Not all software is created equal. Most commonly used software, even the most well-known email platforms, are continuously updated with “patches,” to fix any areas of vulnerability within the software code that might allow hackers to infiltrate the network from outside. Conducting security audits of your network and data protection capabilities regularly, is important to maintaining a totally secure business network and data.
Have Security Policies
Security policies are elements of your network security solution, which allow you to automatically allow or deny certain types of users, based on certain criteria. Setting the correct security policies will allow your IT administrators to focus on daily, business-critical tasks, leaving in-depth security monitoring to your pre-set security policies. It’s also critical to update your system regularly, to ensure security policies are impenetrable, and recognize the latest and most dangerous types of malicious digital traffic in your network environment.
Educate your staff on the role they play in security
It’s important to promote an environment of behaviour based safety, by educating your employees on the risk of infecting the network with malware, by clicking on phishing email links or visiting insure websites, using their work PC or laptop. According to Verizon’s 2021 Data Breach Investigations Report (DBIR), 43% of breaches involved phishing emails or a variant, like pretexting.
Encrypt your data
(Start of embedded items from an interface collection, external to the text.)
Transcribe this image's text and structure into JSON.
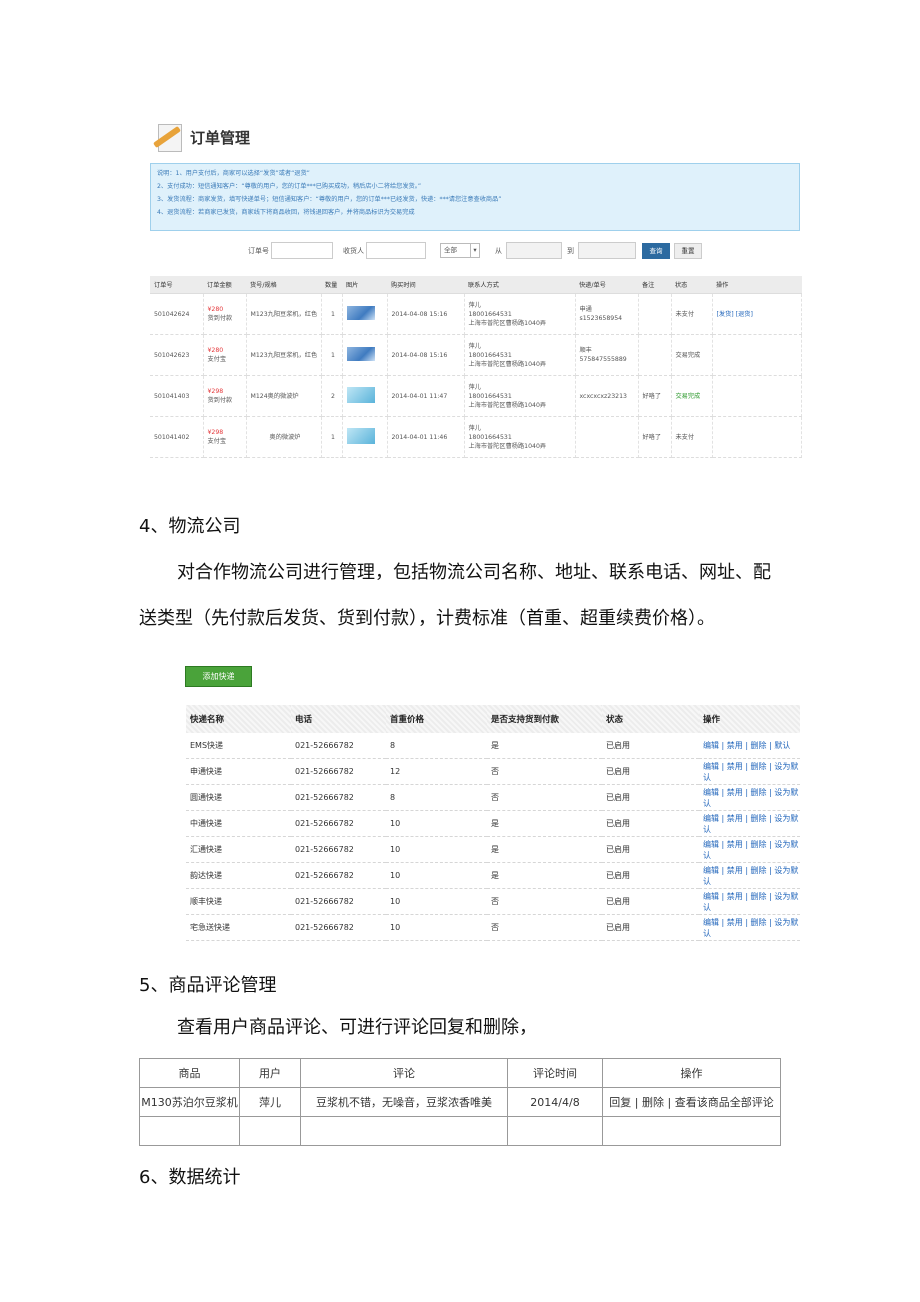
{
  "order_mgmt": {
    "title": "订单管理",
    "notice": [
      "说明：1、用户支付后，商家可以选择“发货”或者“退货”",
      "2、支付成功：短信通知客户：“尊敬的用户，您的订单***已购买成功，稍后店小二将给您发货。”",
      "3、发货流程：商家发货，填写快递单号；短信通知客户：“尊敬的用户，您的订单***已经发货，快递：***请您注意查收商品”",
      "4、退货流程：若商家已发货，商家线下将商品收回，将钱退回客户，并将商品标识为交易完成"
    ],
    "search": {
      "order_no_label": "订单号",
      "receiver_label": "收货人",
      "status_select": "全部",
      "from_label": "从",
      "to_label": "到",
      "query_btn": "查询",
      "reset_btn": "重置"
    },
    "headers": [
      "订单号",
      "订单金额",
      "货号/规格",
      "数量",
      "图片",
      "购买时间",
      "联系人方式",
      "快递/单号",
      "备注",
      "状态",
      "操作"
    ],
    "rows": [
      {
        "id": "501042624",
        "price": "¥280",
        "pay": "货到付款",
        "item": "M123九阳豆浆机，红色",
        "qty": "1",
        "time": "2014-04-08 15:16",
        "contact": "萍儿",
        "phone": "18001664531",
        "addr": "上海市普陀区曹杨路1040弄",
        "courier": "申通",
        "courier_no": "s1523658954",
        "remark": "",
        "status": "未支付",
        "ops": [
          "[发货]",
          "[退货]"
        ]
      },
      {
        "id": "501042623",
        "price": "¥280",
        "pay": "支付宝",
        "item": "M123九阳豆浆机，红色",
        "qty": "1",
        "time": "2014-04-08 15:16",
        "contact": "萍儿",
        "phone": "18001664531",
        "addr": "上海市普陀区曹杨路1040弄",
        "courier": "顺丰",
        "courier_no": "575847555889",
        "remark": "",
        "status": "交易完成",
        "ops": []
      },
      {
        "id": "501041403",
        "price": "¥298",
        "pay": "货到付款",
        "item": "M124奥的微波炉",
        "qty": "2",
        "time": "2014-04-01 11:47",
        "contact": "萍儿",
        "phone": "18001664531",
        "addr": "上海市普陀区曹杨路1040弄",
        "courier": "xcxcxcxz23213",
        "courier_no": "",
        "remark": "好咯了",
        "status": "交易完成",
        "ops": []
      },
      {
        "id": "501041402",
        "price": "¥298",
        "pay": "支付宝",
        "item": "奥的微波炉",
        "qty": "1",
        "time": "2014-04-01 11:46",
        "contact": "萍儿",
        "phone": "18001664531",
        "addr": "上海市普陀区曹杨路1040弄",
        "courier": "",
        "courier_no": "",
        "remark": "好咯了",
        "status": "未支付",
        "ops": []
      }
    ]
  },
  "section4": {
    "heading": "4、物流公司",
    "para1": "对合作物流公司进行管理，包括物流公司名称、地址、联系电话、网址、配",
    "para2": "送类型（先付款后发货、货到付款），计费标准（首重、超重续费价格）。",
    "add_btn": "添加快递",
    "headers": [
      "快递名称",
      "电话",
      "首重价格",
      "是否支持货到付款",
      "状态",
      "操作"
    ],
    "rows": [
      {
        "name": "EMS快递",
        "phone": "021-52666782",
        "price": "8",
        "cod": "是",
        "status": "已启用",
        "ops": "编辑 | 禁用 | 删除 | 默认"
      },
      {
        "name": "申通快递",
        "phone": "021-52666782",
        "price": "12",
        "cod": "否",
        "status": "已启用",
        "ops": "编辑 | 禁用 | 删除 | 设为默认"
      },
      {
        "name": "圆通快递",
        "phone": "021-52666782",
        "price": "8",
        "cod": "否",
        "status": "已启用",
        "ops": "编辑 | 禁用 | 删除 | 设为默认"
      },
      {
        "name": "中通快递",
        "phone": "021-52666782",
        "price": "10",
        "cod": "是",
        "status": "已启用",
        "ops": "编辑 | 禁用 | 删除 | 设为默认"
      },
      {
        "name": "汇通快递",
        "phone": "021-52666782",
        "price": "10",
        "cod": "是",
        "status": "已启用",
        "ops": "编辑 | 禁用 | 删除 | 设为默认"
      },
      {
        "name": "韵达快递",
        "phone": "021-52666782",
        "price": "10",
        "cod": "是",
        "status": "已启用",
        "ops": "编辑 | 禁用 | 删除 | 设为默认"
      },
      {
        "name": "顺丰快递",
        "phone": "021-52666782",
        "price": "10",
        "cod": "否",
        "status": "已启用",
        "ops": "编辑 | 禁用 | 删除 | 设为默认"
      },
      {
        "name": "宅急送快递",
        "phone": "021-52666782",
        "price": "10",
        "cod": "否",
        "status": "已启用",
        "ops": "编辑 | 禁用 | 删除 | 设为默认"
      }
    ]
  },
  "section5": {
    "heading": "5、商品评论管理",
    "para": "查看用户商品评论、可进行评论回复和删除，",
    "headers": [
      "商品",
      "用户",
      "评论",
      "评论时间",
      "操作"
    ],
    "rows": [
      {
        "product": "M130苏泊尔豆浆机",
        "user": "萍儿",
        "comment": "豆浆机不错，无噪音，豆浆浓香唯美",
        "time": "2014/4/8",
        "ops": "回复 | 删除 | 查看该商品全部评论"
      },
      {
        "product": "",
        "user": "",
        "comment": "",
        "time": "",
        "ops": ""
      }
    ]
  },
  "section6": {
    "heading": "6、数据统计"
  }
}
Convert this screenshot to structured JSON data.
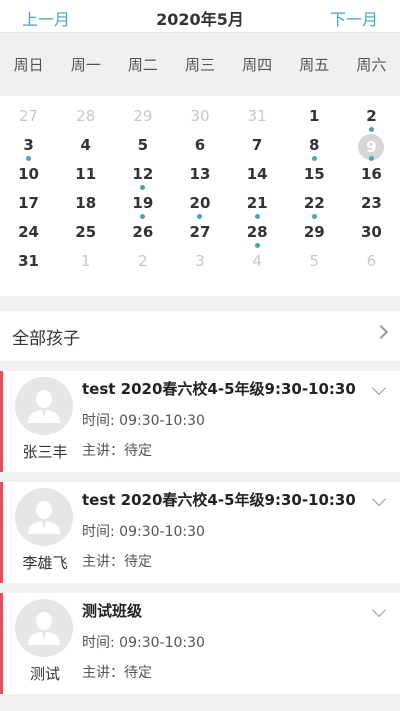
{
  "header": {
    "prev_label": "上一月",
    "title": "2020年5月",
    "next_label": "下一月"
  },
  "weekdays": [
    "周日",
    "周一",
    "周二",
    "周三",
    "周四",
    "周五",
    "周六"
  ],
  "weeks": [
    [
      {
        "d": "27",
        "o": true
      },
      {
        "d": "28",
        "o": true
      },
      {
        "d": "29",
        "o": true
      },
      {
        "d": "30",
        "o": true
      },
      {
        "d": "31",
        "o": true
      },
      {
        "d": "1"
      },
      {
        "d": "2",
        "dot": true
      }
    ],
    [
      {
        "d": "3",
        "dot": true
      },
      {
        "d": "4"
      },
      {
        "d": "5"
      },
      {
        "d": "6"
      },
      {
        "d": "7"
      },
      {
        "d": "8",
        "dot": true
      },
      {
        "d": "9",
        "sel": true,
        "dot": true
      }
    ],
    [
      {
        "d": "10"
      },
      {
        "d": "11"
      },
      {
        "d": "12",
        "dot": true
      },
      {
        "d": "13"
      },
      {
        "d": "14"
      },
      {
        "d": "15"
      },
      {
        "d": "16"
      }
    ],
    [
      {
        "d": "17"
      },
      {
        "d": "18"
      },
      {
        "d": "19",
        "dot": true
      },
      {
        "d": "20",
        "dot": true
      },
      {
        "d": "21",
        "dot": true
      },
      {
        "d": "22",
        "dot": true
      },
      {
        "d": "23"
      }
    ],
    [
      {
        "d": "24"
      },
      {
        "d": "25"
      },
      {
        "d": "26"
      },
      {
        "d": "27"
      },
      {
        "d": "28",
        "dot": true
      },
      {
        "d": "29"
      },
      {
        "d": "30"
      }
    ],
    [
      {
        "d": "31"
      },
      {
        "d": "1",
        "o": true
      },
      {
        "d": "2",
        "o": true
      },
      {
        "d": "3",
        "o": true
      },
      {
        "d": "4",
        "o": true
      },
      {
        "d": "5",
        "o": true
      },
      {
        "d": "6",
        "o": true
      }
    ]
  ],
  "filter": {
    "label": "全部孩子"
  },
  "cards": [
    {
      "name": "张三丰",
      "title": "test 2020春六校4-5年级9:30-10:30",
      "time": "时间: 09:30-10:30",
      "teacher": "主讲：待定"
    },
    {
      "name": "李雄飞",
      "title": "test 2020春六校4-5年级9:30-10:30",
      "time": "时间: 09:30-10:30",
      "teacher": "主讲：待定"
    },
    {
      "name": "测试",
      "title": "测试班级",
      "time": "时间: 09:30-10:30",
      "teacher": "主讲：待定"
    }
  ],
  "colors": {
    "accent": "#4aa3b8",
    "card_border": "#e84f5c"
  }
}
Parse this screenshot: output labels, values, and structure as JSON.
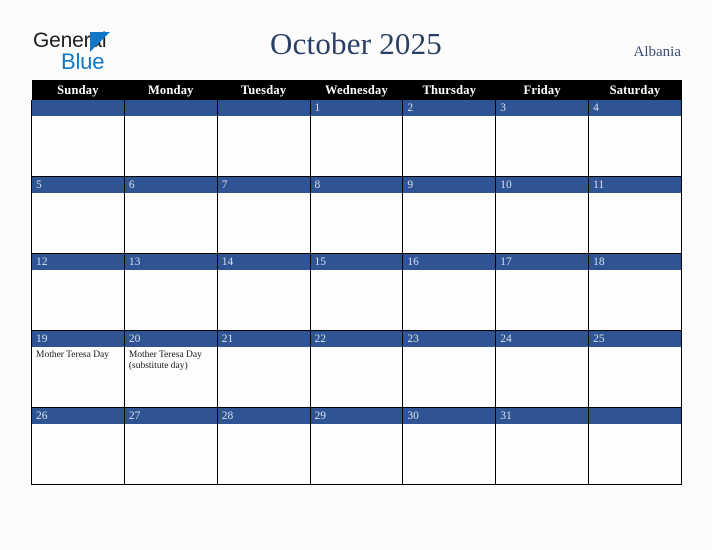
{
  "brand": {
    "name_part1": "General",
    "name_part2": "Blue",
    "triangle_color": "#1277c4"
  },
  "header": {
    "title": "October 2025",
    "region": "Albania"
  },
  "colors": {
    "header_row_bg": "#000000",
    "day_band_bg": "#2e5494",
    "day_number_text": "#d9dfeb",
    "title_text": "#2b3f66",
    "page_bg": "#fcfcfd",
    "grid_line": "#000000"
  },
  "calendar": {
    "weekday_headers": [
      "Sunday",
      "Monday",
      "Tuesday",
      "Wednesday",
      "Thursday",
      "Friday",
      "Saturday"
    ],
    "weeks": [
      [
        {
          "day": "",
          "events": []
        },
        {
          "day": "",
          "events": []
        },
        {
          "day": "",
          "events": []
        },
        {
          "day": "1",
          "events": []
        },
        {
          "day": "2",
          "events": []
        },
        {
          "day": "3",
          "events": []
        },
        {
          "day": "4",
          "events": []
        }
      ],
      [
        {
          "day": "5",
          "events": []
        },
        {
          "day": "6",
          "events": []
        },
        {
          "day": "7",
          "events": []
        },
        {
          "day": "8",
          "events": []
        },
        {
          "day": "9",
          "events": []
        },
        {
          "day": "10",
          "events": []
        },
        {
          "day": "11",
          "events": []
        }
      ],
      [
        {
          "day": "12",
          "events": []
        },
        {
          "day": "13",
          "events": []
        },
        {
          "day": "14",
          "events": []
        },
        {
          "day": "15",
          "events": []
        },
        {
          "day": "16",
          "events": []
        },
        {
          "day": "17",
          "events": []
        },
        {
          "day": "18",
          "events": []
        }
      ],
      [
        {
          "day": "19",
          "events": [
            "Mother Teresa Day"
          ]
        },
        {
          "day": "20",
          "events": [
            "Mother Teresa Day (substitute day)"
          ]
        },
        {
          "day": "21",
          "events": []
        },
        {
          "day": "22",
          "events": []
        },
        {
          "day": "23",
          "events": []
        },
        {
          "day": "24",
          "events": []
        },
        {
          "day": "25",
          "events": []
        }
      ],
      [
        {
          "day": "26",
          "events": []
        },
        {
          "day": "27",
          "events": []
        },
        {
          "day": "28",
          "events": []
        },
        {
          "day": "29",
          "events": []
        },
        {
          "day": "30",
          "events": []
        },
        {
          "day": "31",
          "events": []
        },
        {
          "day": "",
          "events": []
        }
      ]
    ]
  }
}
Data is the new oil, making it the hacker holy grail. If your critical data is sitting unprotected and unencrypted, it is easier for cyber criminals to use it to extort money from you, or it could even be stolen and sold on the dark web. Employees with personal devices or USB thumb drives could easily lose the devices, or have them stolen, resulting in the loss of valuable information. Ensure that your data security solution provides encryption for all data, both at rest, and in transit.
Create a plan for personal devices
Bring your own device, or BYOD, has become commonplace in the workplace, making it vital that you protect your network from mobile and personal devices. Hackers are becoming increasingly sophisticated. A device known as a “pineapple” can be used in a public area, like a coffee shop, to infiltrate all internet connections and steal log-in credentials and information from any computer connected to the network. Create a security plan and policies to manage any device connected to your network, to ensure cyber-criminals can’t easily gain access using a personal device.
Conduct background checks
61% of enterprises have experienced insider attacks in the past year, meaning more potential cyber criminals are seeking positions within the companies they hope to target. It’s important to run background checks on new employees before hiring, to ensure you aren’t inviting in a thief who might bankrupt your company.
Use the cloud
Cloud deployment is now vital to the success of any company, especially with the recent pandemic, which forced many people to work from home. Using the right cloud solution, with built-in security and encryption, to store and access company information, will keep your data safe from attackers hoping to disrupt your connection and steal your data in transit.
Dispose of data properly
Over 2.5 quintillion bytes of valuable data are created daily, but storing this much data indefinitely is unnecessary. Once data has been analysed and parsed, it’s important to clear hard drive space for the next batch of incoming data. Data that isn’t disposed of properly and completely, can easily be stolen by cyber criminals, hoping for a quick payday.
A data breach, like what we just saw with Colonial Oil, can shut down your network, empty your bank accounts, and cause you to lose status and trust with your customers. Data protection is not a situation where you can beg for forgiveness if a mistake is made. Implement these data security tips today, to ensure your network is a safe place for staff, customers and future customers.